● **Items from an interface collection**
····················

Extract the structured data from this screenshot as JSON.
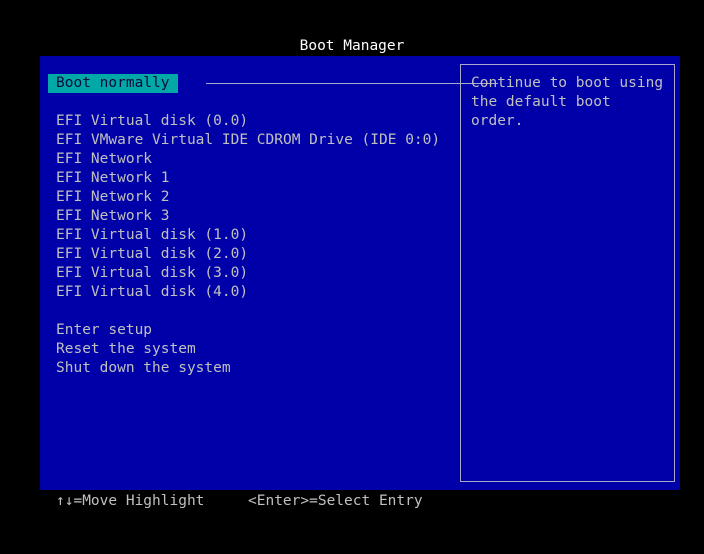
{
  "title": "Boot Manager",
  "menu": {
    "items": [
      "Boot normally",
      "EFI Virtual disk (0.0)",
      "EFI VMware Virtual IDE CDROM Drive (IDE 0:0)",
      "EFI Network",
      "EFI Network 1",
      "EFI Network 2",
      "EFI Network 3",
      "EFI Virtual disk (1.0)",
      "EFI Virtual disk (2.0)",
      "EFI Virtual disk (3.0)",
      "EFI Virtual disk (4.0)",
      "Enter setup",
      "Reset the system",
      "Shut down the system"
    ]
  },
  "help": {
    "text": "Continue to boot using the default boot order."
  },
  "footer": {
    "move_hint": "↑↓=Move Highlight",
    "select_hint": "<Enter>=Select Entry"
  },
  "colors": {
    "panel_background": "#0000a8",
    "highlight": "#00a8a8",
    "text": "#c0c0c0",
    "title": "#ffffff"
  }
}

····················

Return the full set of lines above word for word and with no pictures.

Extract the structured data from this screenshot as JSON.
{
  "title": "Boot Manager",
  "menu": {
    "items": [
      "Boot normally",
      "EFI Virtual disk (0.0)",
      "EFI VMware Virtual IDE CDROM Drive (IDE 0:0)",
      "EFI Network",
      "EFI Network 1",
      "EFI Network 2",
      "EFI Network 3",
      "EFI Virtual disk (1.0)",
      "EFI Virtual disk (2.0)",
      "EFI Virtual disk (3.0)",
      "EFI Virtual disk (4.0)",
      "Enter setup",
      "Reset the system",
      "Shut down the system"
    ]
  },
  "help": {
    "text": "Continue to boot using the default boot order."
  },
  "footer": {
    "move_hint": "↑↓=Move Highlight",
    "select_hint": "<Enter>=Select Entry"
  },
  "colors": {
    "panel_background": "#0000a8",
    "highlight": "#00a8a8",
    "text": "#c0c0c0",
    "title": "#ffffff"
  }
}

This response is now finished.